Copy each line containing the word "Diciembre" from the records that follow, please.

Start of SUPPLIED RECORDS

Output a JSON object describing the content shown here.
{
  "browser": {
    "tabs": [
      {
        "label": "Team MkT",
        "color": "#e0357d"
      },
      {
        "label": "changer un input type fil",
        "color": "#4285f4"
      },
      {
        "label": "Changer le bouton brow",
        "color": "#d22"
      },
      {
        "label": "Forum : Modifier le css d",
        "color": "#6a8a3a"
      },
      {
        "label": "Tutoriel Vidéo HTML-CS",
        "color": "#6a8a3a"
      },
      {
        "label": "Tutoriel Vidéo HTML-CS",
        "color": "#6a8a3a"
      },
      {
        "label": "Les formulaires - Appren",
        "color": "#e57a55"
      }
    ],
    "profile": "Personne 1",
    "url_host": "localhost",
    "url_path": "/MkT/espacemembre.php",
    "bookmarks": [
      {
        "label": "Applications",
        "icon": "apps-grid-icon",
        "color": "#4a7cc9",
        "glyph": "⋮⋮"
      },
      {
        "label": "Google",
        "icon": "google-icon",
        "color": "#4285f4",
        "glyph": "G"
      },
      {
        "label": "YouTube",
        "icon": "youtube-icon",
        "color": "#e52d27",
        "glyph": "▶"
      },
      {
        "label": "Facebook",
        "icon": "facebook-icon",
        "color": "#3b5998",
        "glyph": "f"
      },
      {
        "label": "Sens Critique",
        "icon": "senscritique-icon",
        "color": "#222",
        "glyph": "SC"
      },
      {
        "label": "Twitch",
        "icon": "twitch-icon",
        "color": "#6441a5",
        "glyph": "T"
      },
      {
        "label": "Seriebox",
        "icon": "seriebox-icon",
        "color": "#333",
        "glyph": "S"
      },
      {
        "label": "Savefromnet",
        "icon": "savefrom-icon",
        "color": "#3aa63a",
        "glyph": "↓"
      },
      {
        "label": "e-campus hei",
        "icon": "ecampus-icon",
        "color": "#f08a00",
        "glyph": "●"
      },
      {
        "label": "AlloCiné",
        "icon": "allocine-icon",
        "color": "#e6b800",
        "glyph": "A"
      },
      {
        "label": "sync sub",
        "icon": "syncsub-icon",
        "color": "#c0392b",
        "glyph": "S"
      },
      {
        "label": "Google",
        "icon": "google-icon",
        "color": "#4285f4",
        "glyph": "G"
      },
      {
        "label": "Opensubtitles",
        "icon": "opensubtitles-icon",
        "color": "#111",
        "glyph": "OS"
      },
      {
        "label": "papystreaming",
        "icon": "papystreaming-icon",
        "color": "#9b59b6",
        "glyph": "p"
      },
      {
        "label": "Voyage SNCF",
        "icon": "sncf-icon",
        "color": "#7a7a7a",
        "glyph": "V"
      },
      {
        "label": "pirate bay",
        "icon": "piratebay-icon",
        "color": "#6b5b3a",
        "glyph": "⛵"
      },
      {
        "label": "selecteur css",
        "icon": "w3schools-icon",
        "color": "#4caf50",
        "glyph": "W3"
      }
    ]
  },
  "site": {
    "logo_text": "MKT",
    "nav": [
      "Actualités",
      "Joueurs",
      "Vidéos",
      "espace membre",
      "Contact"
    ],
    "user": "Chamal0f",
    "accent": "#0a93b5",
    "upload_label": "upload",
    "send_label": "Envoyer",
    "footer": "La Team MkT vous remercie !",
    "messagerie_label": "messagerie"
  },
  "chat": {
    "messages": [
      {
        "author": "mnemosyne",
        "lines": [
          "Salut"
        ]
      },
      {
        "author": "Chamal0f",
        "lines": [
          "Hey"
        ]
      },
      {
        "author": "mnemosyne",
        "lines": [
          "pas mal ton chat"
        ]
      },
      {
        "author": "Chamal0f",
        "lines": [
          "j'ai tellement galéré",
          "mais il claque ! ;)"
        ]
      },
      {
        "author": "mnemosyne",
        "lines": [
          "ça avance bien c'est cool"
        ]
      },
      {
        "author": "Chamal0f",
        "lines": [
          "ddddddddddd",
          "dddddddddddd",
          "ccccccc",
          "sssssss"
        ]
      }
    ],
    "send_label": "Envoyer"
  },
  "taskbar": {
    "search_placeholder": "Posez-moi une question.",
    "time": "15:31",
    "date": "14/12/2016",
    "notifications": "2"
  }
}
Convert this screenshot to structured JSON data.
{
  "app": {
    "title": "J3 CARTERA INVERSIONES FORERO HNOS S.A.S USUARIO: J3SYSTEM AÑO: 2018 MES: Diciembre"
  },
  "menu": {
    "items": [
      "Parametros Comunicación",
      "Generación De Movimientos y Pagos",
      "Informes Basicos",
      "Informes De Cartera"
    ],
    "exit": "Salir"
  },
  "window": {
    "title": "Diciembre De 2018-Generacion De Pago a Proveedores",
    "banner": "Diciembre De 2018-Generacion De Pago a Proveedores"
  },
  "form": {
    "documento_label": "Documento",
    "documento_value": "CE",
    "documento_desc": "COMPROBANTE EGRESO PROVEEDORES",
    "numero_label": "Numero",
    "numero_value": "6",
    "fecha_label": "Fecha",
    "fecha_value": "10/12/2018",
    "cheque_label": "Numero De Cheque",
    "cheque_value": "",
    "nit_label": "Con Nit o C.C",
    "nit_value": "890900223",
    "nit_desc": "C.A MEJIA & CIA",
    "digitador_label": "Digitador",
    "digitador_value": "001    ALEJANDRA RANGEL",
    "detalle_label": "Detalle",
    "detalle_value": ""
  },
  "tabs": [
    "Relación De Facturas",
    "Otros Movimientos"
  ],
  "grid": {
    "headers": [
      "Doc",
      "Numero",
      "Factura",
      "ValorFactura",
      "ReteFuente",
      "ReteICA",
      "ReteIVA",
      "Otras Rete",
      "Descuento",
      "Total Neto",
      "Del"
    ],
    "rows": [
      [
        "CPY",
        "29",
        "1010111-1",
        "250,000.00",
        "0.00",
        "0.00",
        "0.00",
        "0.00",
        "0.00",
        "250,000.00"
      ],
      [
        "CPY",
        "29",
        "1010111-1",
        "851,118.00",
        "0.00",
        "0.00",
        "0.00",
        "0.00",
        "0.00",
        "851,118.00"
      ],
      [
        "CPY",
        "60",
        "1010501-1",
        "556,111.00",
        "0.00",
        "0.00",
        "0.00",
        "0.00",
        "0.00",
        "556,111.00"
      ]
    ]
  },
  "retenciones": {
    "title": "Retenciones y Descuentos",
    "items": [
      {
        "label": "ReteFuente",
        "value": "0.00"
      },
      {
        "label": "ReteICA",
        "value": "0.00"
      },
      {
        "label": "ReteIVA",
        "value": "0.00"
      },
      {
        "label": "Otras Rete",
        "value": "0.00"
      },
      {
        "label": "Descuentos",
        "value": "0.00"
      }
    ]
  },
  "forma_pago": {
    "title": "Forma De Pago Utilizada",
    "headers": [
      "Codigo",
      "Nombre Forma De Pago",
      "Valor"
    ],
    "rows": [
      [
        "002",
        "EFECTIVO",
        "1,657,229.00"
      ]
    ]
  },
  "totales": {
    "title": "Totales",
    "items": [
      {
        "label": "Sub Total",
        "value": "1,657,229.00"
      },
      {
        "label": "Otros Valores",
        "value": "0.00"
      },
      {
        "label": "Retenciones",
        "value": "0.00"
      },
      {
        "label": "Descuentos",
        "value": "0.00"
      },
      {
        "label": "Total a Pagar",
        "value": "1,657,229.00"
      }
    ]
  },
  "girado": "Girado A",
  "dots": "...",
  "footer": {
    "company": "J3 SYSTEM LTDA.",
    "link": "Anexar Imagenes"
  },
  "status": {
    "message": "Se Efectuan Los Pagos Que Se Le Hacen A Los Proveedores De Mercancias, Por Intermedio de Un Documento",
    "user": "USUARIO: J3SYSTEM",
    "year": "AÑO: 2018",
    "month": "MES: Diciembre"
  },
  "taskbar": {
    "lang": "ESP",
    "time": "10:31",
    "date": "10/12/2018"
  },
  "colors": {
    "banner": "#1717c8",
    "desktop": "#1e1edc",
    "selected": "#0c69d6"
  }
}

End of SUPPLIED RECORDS

* _OUTPUT BELOW_
    "title": "J3 CARTERA INVERSIONES FORERO HNOS S.A.S USUARIO: J3SYSTEM AÑO: 2018 MES: Diciembre"
    "title": "Diciembre De 2018-Generacion De Pago a Proveedores",
    "banner": "Diciembre De 2018-Generacion De Pago a Proveedores"
    "month": "MES: Diciembre"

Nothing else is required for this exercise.